* **Exercise goal**:
What is wanted is every record, duplicated word for word.
________
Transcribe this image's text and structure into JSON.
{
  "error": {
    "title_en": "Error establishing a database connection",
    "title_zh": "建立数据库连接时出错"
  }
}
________
* **Written answer**:
Transcribe this image's text and structure into JSON.
{
  "error": {
    "title_en": "Error establishing a database connection",
    "title_zh": "建立数据库连接时出错"
  }
}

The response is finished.